**EXERCISE INSTRUCTIONS:**
Going through the entries below, count each line containing the word "author". Report the number only.

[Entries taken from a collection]
★ ★ ★ ★ ★

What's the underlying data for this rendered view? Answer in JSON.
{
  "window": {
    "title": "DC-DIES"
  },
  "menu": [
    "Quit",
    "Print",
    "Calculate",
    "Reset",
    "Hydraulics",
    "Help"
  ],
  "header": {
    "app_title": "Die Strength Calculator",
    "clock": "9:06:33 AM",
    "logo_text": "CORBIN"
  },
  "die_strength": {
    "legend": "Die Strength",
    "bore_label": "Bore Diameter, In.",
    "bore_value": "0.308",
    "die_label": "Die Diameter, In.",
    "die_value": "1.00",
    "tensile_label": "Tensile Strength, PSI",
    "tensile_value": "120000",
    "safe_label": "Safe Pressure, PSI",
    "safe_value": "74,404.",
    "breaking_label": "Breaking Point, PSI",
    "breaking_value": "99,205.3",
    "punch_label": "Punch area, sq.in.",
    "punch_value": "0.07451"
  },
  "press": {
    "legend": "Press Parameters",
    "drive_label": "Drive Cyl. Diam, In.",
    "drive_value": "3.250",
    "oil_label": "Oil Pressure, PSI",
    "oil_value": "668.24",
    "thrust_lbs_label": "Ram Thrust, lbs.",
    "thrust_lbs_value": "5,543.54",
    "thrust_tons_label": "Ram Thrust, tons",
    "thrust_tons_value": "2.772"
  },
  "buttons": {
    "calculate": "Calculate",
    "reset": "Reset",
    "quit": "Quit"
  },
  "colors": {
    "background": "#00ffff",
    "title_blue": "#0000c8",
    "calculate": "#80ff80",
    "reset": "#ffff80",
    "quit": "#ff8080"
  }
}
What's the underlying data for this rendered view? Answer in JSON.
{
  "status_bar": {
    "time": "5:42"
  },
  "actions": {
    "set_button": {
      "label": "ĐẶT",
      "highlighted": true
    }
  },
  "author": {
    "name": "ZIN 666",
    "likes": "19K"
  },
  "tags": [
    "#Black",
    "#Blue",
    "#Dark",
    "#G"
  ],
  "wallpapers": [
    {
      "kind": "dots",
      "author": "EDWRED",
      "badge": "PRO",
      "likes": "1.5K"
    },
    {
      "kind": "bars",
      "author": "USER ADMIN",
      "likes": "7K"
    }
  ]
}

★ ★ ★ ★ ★

**ANSWER SECTION:**
3